(Dataset rows for apps and sites)
===============
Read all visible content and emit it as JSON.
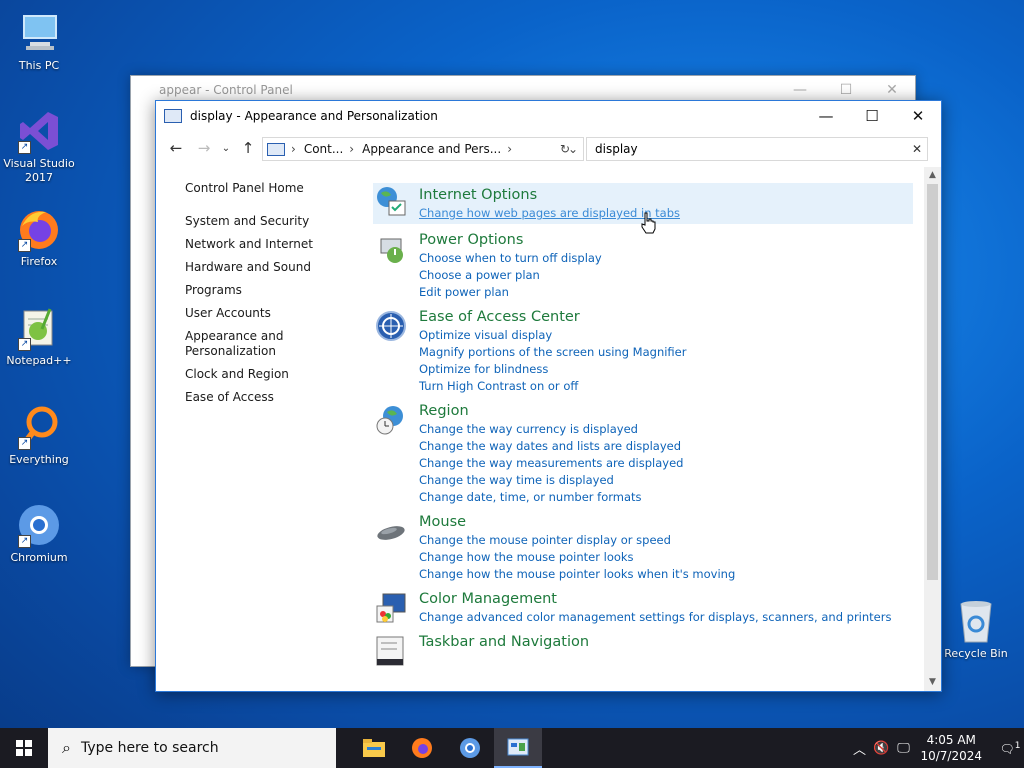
{
  "desktop": {
    "icons": [
      {
        "label": "This PC"
      },
      {
        "label": "Visual Studio 2017"
      },
      {
        "label": "Firefox"
      },
      {
        "label": "Notepad++"
      },
      {
        "label": "Everything"
      },
      {
        "label": "Chromium"
      }
    ],
    "recycle_bin": "Recycle Bin"
  },
  "back_window": {
    "title": "appear - Control Panel"
  },
  "window": {
    "title": "display - Appearance and Personalization",
    "address": {
      "crumbs": [
        "Cont...",
        "Appearance and Pers..."
      ],
      "separator": "›"
    },
    "search": {
      "value": "display"
    },
    "left_nav": {
      "home": "Control Panel Home",
      "items": [
        "System and Security",
        "Network and Internet",
        "Hardware and Sound",
        "Programs",
        "User Accounts",
        "Appearance and Personalization",
        "Clock and Region",
        "Ease of Access"
      ]
    },
    "results": [
      {
        "title": "Internet Options",
        "links": [
          "Change how web pages are displayed in tabs"
        ]
      },
      {
        "title": "Power Options",
        "links": [
          "Choose when to turn off display",
          "Choose a power plan",
          "Edit power plan"
        ]
      },
      {
        "title": "Ease of Access Center",
        "links": [
          "Optimize visual display",
          "Magnify portions of the screen using Magnifier",
          "Optimize for blindness",
          "Turn High Contrast on or off"
        ]
      },
      {
        "title": "Region",
        "links": [
          "Change the way currency is displayed",
          "Change the way dates and lists are displayed",
          "Change the way measurements are displayed",
          "Change the way time is displayed",
          "Change date, time, or number formats"
        ]
      },
      {
        "title": "Mouse",
        "links": [
          "Change the mouse pointer display or speed",
          "Change how the mouse pointer looks",
          "Change how the mouse pointer looks when it's moving"
        ]
      },
      {
        "title": "Color Management",
        "links": [
          "Change advanced color management settings for displays, scanners, and printers"
        ]
      },
      {
        "title": "Taskbar and Navigation",
        "links": []
      }
    ]
  },
  "taskbar": {
    "search_placeholder": "Type here to search",
    "time": "4:05 AM",
    "date": "10/7/2024",
    "notification_count": "1"
  },
  "colors": {
    "link": "#0e63b8",
    "heading": "#1e7a3c",
    "highlight": "#e5f1fb",
    "taskbar": "#1b1b22"
  }
}
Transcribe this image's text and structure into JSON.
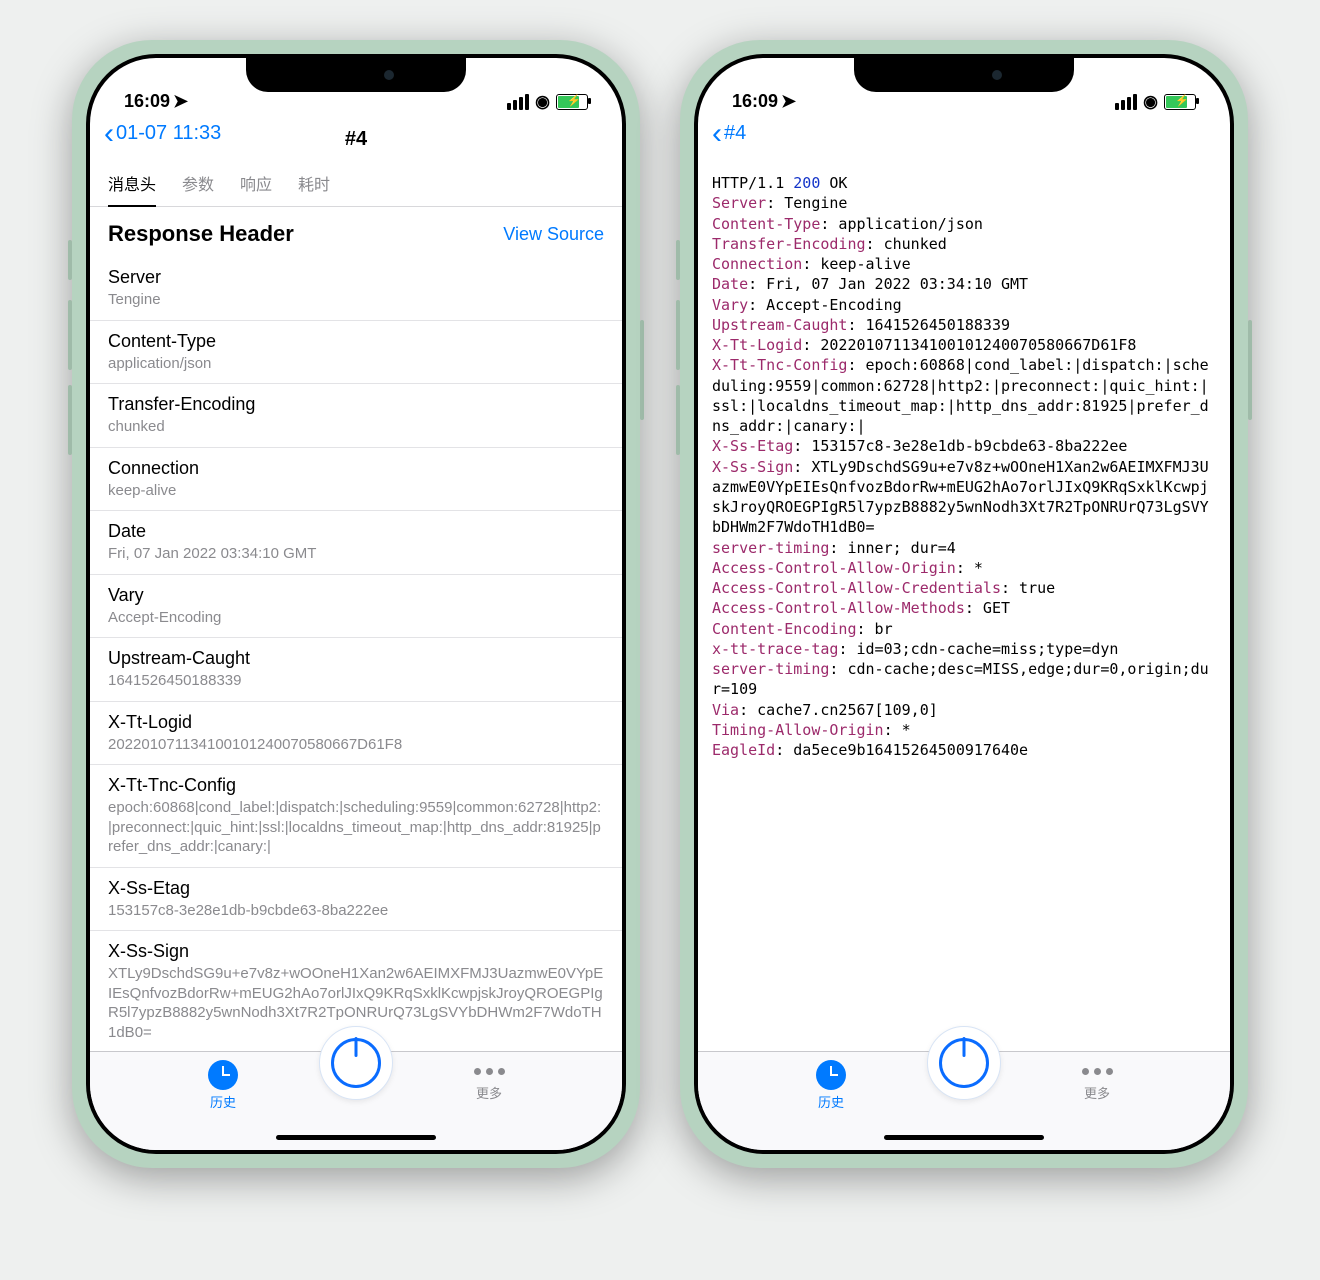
{
  "status": {
    "time": "16:09",
    "location_icon": "◤"
  },
  "left": {
    "back_label": "01-07 11:33",
    "nav_title": "#4",
    "tabs": [
      "消息头",
      "参数",
      "响应",
      "耗时"
    ],
    "active_tab": 0,
    "section_title": "Response Header",
    "view_source": "View Source",
    "headers": [
      {
        "k": "Server",
        "v": "Tengine"
      },
      {
        "k": "Content-Type",
        "v": "application/json"
      },
      {
        "k": "Transfer-Encoding",
        "v": "chunked"
      },
      {
        "k": "Connection",
        "v": "keep-alive"
      },
      {
        "k": "Date",
        "v": "Fri, 07 Jan 2022 03:34:10 GMT"
      },
      {
        "k": "Vary",
        "v": "Accept-Encoding"
      },
      {
        "k": "Upstream-Caught",
        "v": "1641526450188339"
      },
      {
        "k": "X-Tt-Logid",
        "v": "202201071134100101240070580667D61F8"
      },
      {
        "k": "X-Tt-Tnc-Config",
        "v": "epoch:60868|cond_label:|dispatch:|scheduling:9559|common:62728|http2:|preconnect:|quic_hint:|ssl:|localdns_timeout_map:|http_dns_addr:81925|prefer_dns_addr:|canary:|"
      },
      {
        "k": "X-Ss-Etag",
        "v": "153157c8-3e28e1db-b9cbde63-8ba222ee"
      },
      {
        "k": "X-Ss-Sign",
        "v": "XTLy9DschdSG9u+e7v8z+wOOneH1Xan2w6AEIMXFMJ3UazmwE0VYpEIEsQnfvozBdorRw+mEUG2hAo7orlJIxQ9KRqSxklKcwpjskJroyQROEGPIgR5l7ypzB8882y5wnNodh3Xt7R2TpONRUrQ73LgSVYbDHWm2F7WdoTH1dB0="
      }
    ]
  },
  "right": {
    "back_label": "#4",
    "raw": [
      {
        "pre": "HTTP/1.1 ",
        "status": "200",
        "post": " OK"
      },
      {
        "k": "Server",
        "v": "Tengine"
      },
      {
        "k": "Content-Type",
        "v": "application/json"
      },
      {
        "k": "Transfer-Encoding",
        "v": "chunked"
      },
      {
        "k": "Connection",
        "v": "keep-alive"
      },
      {
        "k": "Date",
        "v": "Fri, 07 Jan 2022 03:34:10 GMT"
      },
      {
        "k": "Vary",
        "v": "Accept-Encoding"
      },
      {
        "k": "Upstream-Caught",
        "v": "1641526450188339"
      },
      {
        "k": "X-Tt-Logid",
        "v": "202201071134100101240070580667D61F8"
      },
      {
        "k": "X-Tt-Tnc-Config",
        "v": "epoch:60868|cond_label:|dispatch:|scheduling:9559|common:62728|http2:|preconnect:|quic_hint:|ssl:|localdns_timeout_map:|http_dns_addr:81925|prefer_dns_addr:|canary:|"
      },
      {
        "k": "X-Ss-Etag",
        "v": "153157c8-3e28e1db-b9cbde63-8ba222ee"
      },
      {
        "k": "X-Ss-Sign",
        "v": "XTLy9DschdSG9u+e7v8z+wOOneH1Xan2w6AEIMXFMJ3UazmwE0VYpEIEsQnfvozBdorRw+mEUG2hAo7orlJIxQ9KRqSxklKcwpjskJroyQROEGPIgR5l7ypzB8882y5wnNodh3Xt7R2TpONRUrQ73LgSVYbDHWm2F7WdoTH1dB0="
      },
      {
        "k": "server-timing",
        "v": "inner; dur=4"
      },
      {
        "k": "Access-Control-Allow-Origin",
        "v": "*"
      },
      {
        "k": "Access-Control-Allow-Credentials",
        "v": "true"
      },
      {
        "k": "Access-Control-Allow-Methods",
        "v": "GET"
      },
      {
        "k": "Content-Encoding",
        "v": "br"
      },
      {
        "k": "x-tt-trace-tag",
        "v": "id=03;cdn-cache=miss;type=dyn"
      },
      {
        "k": "server-timing",
        "v": "cdn-cache;desc=MISS,edge;dur=0,origin;dur=109"
      },
      {
        "k": "Via",
        "v": "cache7.cn2567[109,0]"
      },
      {
        "k": "Timing-Allow-Origin",
        "v": "*"
      },
      {
        "k": "EagleId",
        "v": "da5ece9b16415264500917640e"
      }
    ]
  },
  "tabbar": {
    "history": "历史",
    "more": "更多"
  }
}
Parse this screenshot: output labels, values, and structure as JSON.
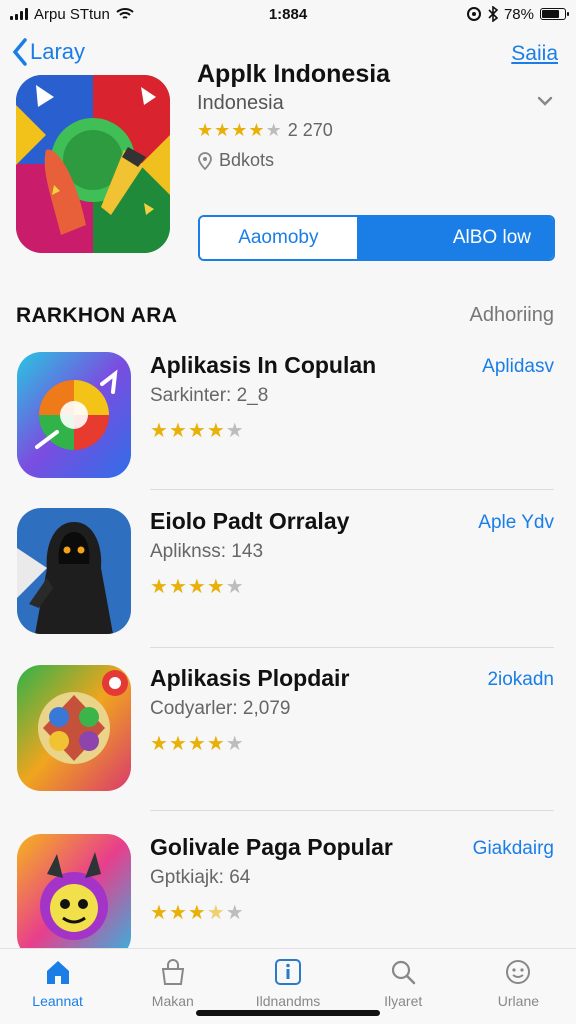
{
  "status": {
    "carrier": "Arpu STtun",
    "time": "1:884",
    "battery_percent": "78%",
    "battery_level": 0.78
  },
  "nav": {
    "back_label": "Laray",
    "right_label": "Saiia"
  },
  "app": {
    "title": "Applk Indonesia",
    "subtitle": "Indonesia",
    "rating_text": "2 270",
    "rating_stars": 4,
    "location": "Bdkots",
    "segment_left": "Aaomoby",
    "segment_right": "AlBO low"
  },
  "section": {
    "title": "RARKHON ARA",
    "action": "Adhoriing"
  },
  "list": [
    {
      "name": "Aplikasis In Copulan",
      "sub": "Sarkinter: 2_8",
      "stars": 4,
      "action": "Aplidasv",
      "icon": "chrome-swirl-icon"
    },
    {
      "name": "Eiolo Padt Orralay",
      "sub": "Apliknss: 143",
      "stars": 4,
      "action": "Aple Ydv",
      "icon": "hooded-figure-icon"
    },
    {
      "name": "Aplikasis Plopdair",
      "sub": "Codyarler: 2,079",
      "stars": 4,
      "action": "2iokadn",
      "icon": "game-pad-icon"
    },
    {
      "name": "Golivale Paga Popular",
      "sub": "Gptkiajk: 64",
      "stars": 3.5,
      "action": "Giakdairg",
      "icon": "monster-face-icon"
    }
  ],
  "tabs": [
    {
      "label": "Leannat",
      "icon": "home-icon",
      "active": true
    },
    {
      "label": "Makan",
      "icon": "bag-icon",
      "active": false
    },
    {
      "label": "Ildnandms",
      "icon": "info-square-icon",
      "active": false
    },
    {
      "label": "Ilyaret",
      "icon": "search-icon",
      "active": false
    },
    {
      "label": "Urlane",
      "icon": "smile-face-icon",
      "active": false
    }
  ],
  "colors": {
    "accent": "#1a7ee6",
    "star": "#e8b10a",
    "star_off": "#bdbdbd"
  }
}
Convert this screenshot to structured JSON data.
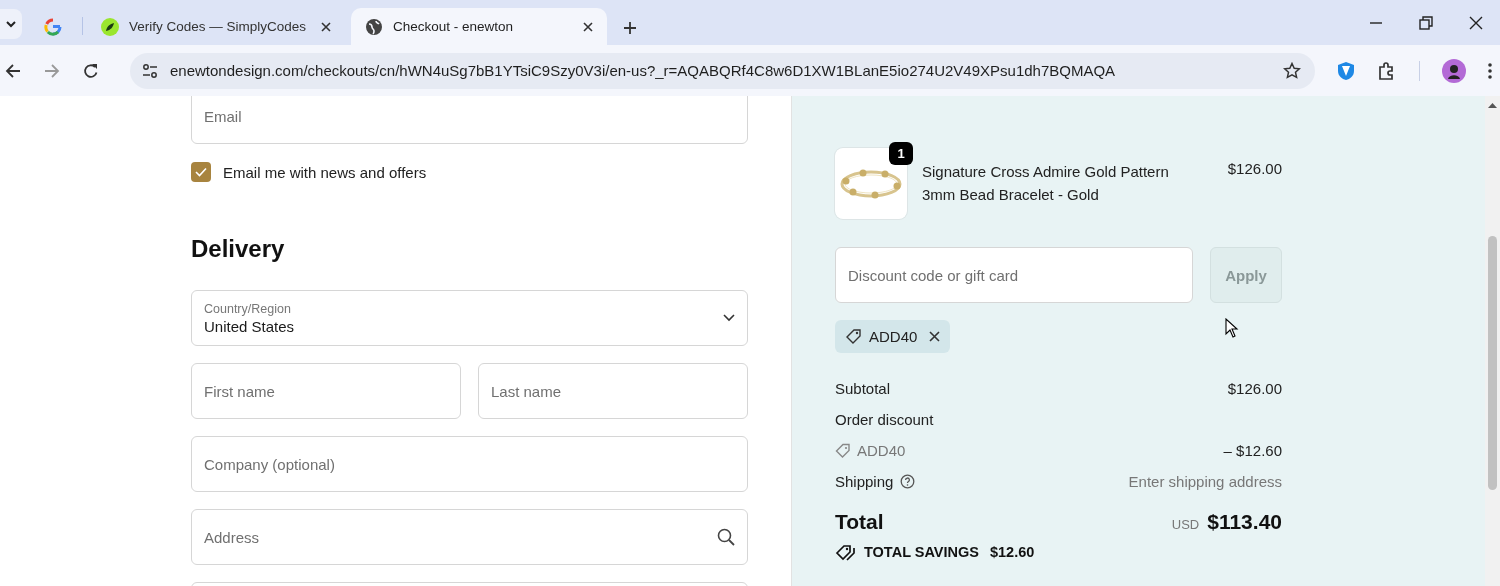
{
  "browser": {
    "tabs": [
      {
        "kind": "google",
        "selected": false
      },
      {
        "kind": "app",
        "title": "Verify Codes — SimplyCodes",
        "selected": false
      },
      {
        "kind": "web",
        "title": "Checkout - enewton",
        "selected": true
      }
    ],
    "url": "enewtondesign.com/checkouts/cn/hWN4uSg7bB1YTsiC9Szy0V3i/en-us?_r=AQABQRf4C8w6D1XW1BLanE5io274U2V49XPsu1dh7BQMAQA"
  },
  "form": {
    "email": {
      "placeholder": "Email"
    },
    "newsletter": {
      "label": "Email me with news and offers",
      "checked": true
    },
    "heading": "Delivery",
    "country": {
      "label": "Country/Region",
      "value": "United States"
    },
    "rows": [
      [
        {
          "kind": "plain",
          "placeholder": "First name"
        },
        {
          "kind": "plain",
          "placeholder": "Last name"
        }
      ],
      [
        {
          "kind": "plain",
          "placeholder": "Company (optional)"
        }
      ],
      [
        {
          "kind": "search",
          "placeholder": "Address"
        }
      ],
      [
        {
          "kind": "blank"
        }
      ]
    ]
  },
  "summary": {
    "item": {
      "quantity": "1",
      "name": "Signature Cross Admire Gold Pattern 3mm Bead Bracelet - Gold",
      "price": "$126.00"
    },
    "discount": {
      "placeholder": "Discount code or gift card",
      "button": "Apply",
      "disabled": true
    },
    "applied_codes": [
      {
        "code": "ADD40"
      }
    ],
    "lines": [
      {
        "kind": "plain",
        "label": "Subtotal",
        "value": "$126.00"
      },
      {
        "kind": "plain",
        "label": "Order discount"
      },
      {
        "kind": "code",
        "label": "ADD40",
        "value": "– $12.60"
      },
      {
        "kind": "help",
        "label": "Shipping",
        "value": "Enter shipping address"
      }
    ],
    "total": {
      "label": "Total",
      "currency": "USD",
      "amount": "$113.40"
    },
    "savings": {
      "label": "TOTAL SAVINGS",
      "amount": "$12.60"
    }
  }
}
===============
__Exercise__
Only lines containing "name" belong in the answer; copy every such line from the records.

__Exercise response__
      "name": "Aplikasis In Copulan",
      "name": "Eiolo Padt Orralay",
      "name": "Aplikasis Plopdair",
      "name": "Golivale Paga Popular",
          "placeholder": "First name"
          "placeholder": "Last name"
      "name": "Signature Cross Admire Gold Pattern 3mm Bead Bracelet - Gold",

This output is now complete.